Go through the data line by line. Copy each one holding the string "chevron".

## [Entries from a dataset of interfaces]

──────────

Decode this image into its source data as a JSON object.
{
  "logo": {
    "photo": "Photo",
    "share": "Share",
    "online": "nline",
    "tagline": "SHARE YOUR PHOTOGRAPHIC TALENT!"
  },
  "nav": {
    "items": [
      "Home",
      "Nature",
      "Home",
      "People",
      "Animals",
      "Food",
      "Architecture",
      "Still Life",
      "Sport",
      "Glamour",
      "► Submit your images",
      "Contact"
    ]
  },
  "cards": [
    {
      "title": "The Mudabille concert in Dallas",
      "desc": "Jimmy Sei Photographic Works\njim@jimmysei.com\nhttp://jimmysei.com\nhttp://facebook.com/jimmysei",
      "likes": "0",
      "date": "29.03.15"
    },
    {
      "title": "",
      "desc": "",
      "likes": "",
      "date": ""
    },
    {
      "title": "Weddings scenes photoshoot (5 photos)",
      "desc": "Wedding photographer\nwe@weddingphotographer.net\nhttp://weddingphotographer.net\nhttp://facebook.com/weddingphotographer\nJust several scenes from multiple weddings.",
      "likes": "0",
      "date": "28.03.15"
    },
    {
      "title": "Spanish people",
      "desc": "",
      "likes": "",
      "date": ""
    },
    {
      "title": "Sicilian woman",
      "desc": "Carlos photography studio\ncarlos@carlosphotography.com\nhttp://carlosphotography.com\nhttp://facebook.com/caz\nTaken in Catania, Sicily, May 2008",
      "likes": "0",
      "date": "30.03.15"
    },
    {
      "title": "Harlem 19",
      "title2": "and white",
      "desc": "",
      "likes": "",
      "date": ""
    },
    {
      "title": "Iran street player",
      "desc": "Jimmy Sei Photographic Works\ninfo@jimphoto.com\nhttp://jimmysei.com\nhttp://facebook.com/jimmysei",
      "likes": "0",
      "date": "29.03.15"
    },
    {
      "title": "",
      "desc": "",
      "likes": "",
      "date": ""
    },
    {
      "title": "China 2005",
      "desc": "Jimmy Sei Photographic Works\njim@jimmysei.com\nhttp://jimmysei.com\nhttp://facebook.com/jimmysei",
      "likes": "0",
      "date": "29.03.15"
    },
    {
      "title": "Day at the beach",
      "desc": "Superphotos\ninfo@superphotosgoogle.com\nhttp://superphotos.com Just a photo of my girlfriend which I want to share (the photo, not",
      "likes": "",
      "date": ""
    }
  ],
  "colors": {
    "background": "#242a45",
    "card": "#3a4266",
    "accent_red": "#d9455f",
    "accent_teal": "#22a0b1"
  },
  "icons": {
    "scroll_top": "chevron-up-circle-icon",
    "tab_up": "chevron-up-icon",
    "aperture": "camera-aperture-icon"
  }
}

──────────

## [Finished task]
    "scroll_top": "chevron-up-circle-icon",
    "tab_up": "chevron-up-icon",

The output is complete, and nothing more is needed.